The United States is home to some of the most prestigious universities and colleges in the world, and every year, thousands of students come from other countries for the chance to learn at these institutions. In most cases, a temporary student visa can get an international student into the country for a set amount of time, depending on the student’s plan of action for higher education.
Based on data from the Institute of International Education, the 2013-2014 academic year brought more than 886,000 students to the country, which is nearly double the number of students enrolled in American universities 10 years ago. As international students continue to apply to and enroll in colleges here, the student visa system is struggling to keep up with the demand.
What Types of Student Visas Are Offered?
There are many options for students traveling to the U.S. to study at colleges and universities via non-immigrant visa programs. Most programs require students to return to their home countries once their studies are over (or they graduate), at which point their visas expire.
- F-1 Visa: F-1 visas are available to students who are living full-time at colleges and universities in the U.S. Moreover, with an F-2 visa, spouses and children can accompany students who have an F-1 visa. Students in Mexico and Canada who study in the United States are considered “border commuters,” and may enter the country on an F-3 visa for school.
- J-1 Visa: A J-1 visa is available for students who are participating in exchange programs for professional training and education. Spouses and minor children can come into the country along with a J-1 visa holder.
- M-1 Visa: M-1’s are available for students who are attending vocational or technical schools. Dependents of these visa holders can travel in under an M-2 visa; border commuters can use M-3 visas.
- B-2 Visitor Visa: This visa is available for international students who are enrolling in short courses purely for recreational study. These courses cannot count as credits towards an academic degree.
Graduation = Expiration Date
Any student who holds an F-1, M-1 or J-1 visa must leave the country once his or her education is completed, which is typically after graduation from a particular program or institution. In some cases, a visa is approved only for a set amount of time (two semesters or four years), and the student must leave once that time has expired, regardless of whether the program is completed in that timeframe. Any student who wishes to extend his or her stay in the country after graduation for work or otherwise must apply for a different kind of visa.
Student visa holders typically have restrictions on where and how much they can work while they are in the country for school. F-1 visa holders can work up to 20 hours per week on their campus, and they can apply for Optional Practical Training (OPT) if it corresponds with their field of study. M-1 and F-1 visa holders are able to apply for general work authorization as well.

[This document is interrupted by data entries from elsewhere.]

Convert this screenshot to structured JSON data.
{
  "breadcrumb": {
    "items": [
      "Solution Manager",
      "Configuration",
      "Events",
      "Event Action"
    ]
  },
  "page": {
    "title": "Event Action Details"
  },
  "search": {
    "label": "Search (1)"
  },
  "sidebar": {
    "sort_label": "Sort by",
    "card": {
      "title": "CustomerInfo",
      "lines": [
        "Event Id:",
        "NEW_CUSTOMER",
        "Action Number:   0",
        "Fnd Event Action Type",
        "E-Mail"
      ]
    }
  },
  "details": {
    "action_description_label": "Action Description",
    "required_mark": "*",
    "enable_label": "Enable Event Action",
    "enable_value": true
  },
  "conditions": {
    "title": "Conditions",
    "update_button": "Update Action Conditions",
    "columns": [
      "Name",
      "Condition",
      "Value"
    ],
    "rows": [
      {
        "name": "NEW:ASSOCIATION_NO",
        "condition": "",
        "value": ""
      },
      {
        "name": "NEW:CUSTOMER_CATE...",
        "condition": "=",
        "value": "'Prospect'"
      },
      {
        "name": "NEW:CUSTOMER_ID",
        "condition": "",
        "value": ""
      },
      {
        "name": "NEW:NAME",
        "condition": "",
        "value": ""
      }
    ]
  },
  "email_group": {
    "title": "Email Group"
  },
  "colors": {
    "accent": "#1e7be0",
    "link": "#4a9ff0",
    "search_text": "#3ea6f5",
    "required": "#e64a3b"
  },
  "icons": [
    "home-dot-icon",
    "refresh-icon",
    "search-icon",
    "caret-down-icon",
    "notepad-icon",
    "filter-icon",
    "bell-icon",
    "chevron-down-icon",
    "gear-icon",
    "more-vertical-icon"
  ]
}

For students who want to be immersed in America’s culture and take advantage of the educational offerings in our country, it’s important to know the legal requirements for doing so. For more information on student visas and the potential for immigration, contact the New Jersey immigration lawyers at Helmer, Conley, and Kasselman, PA.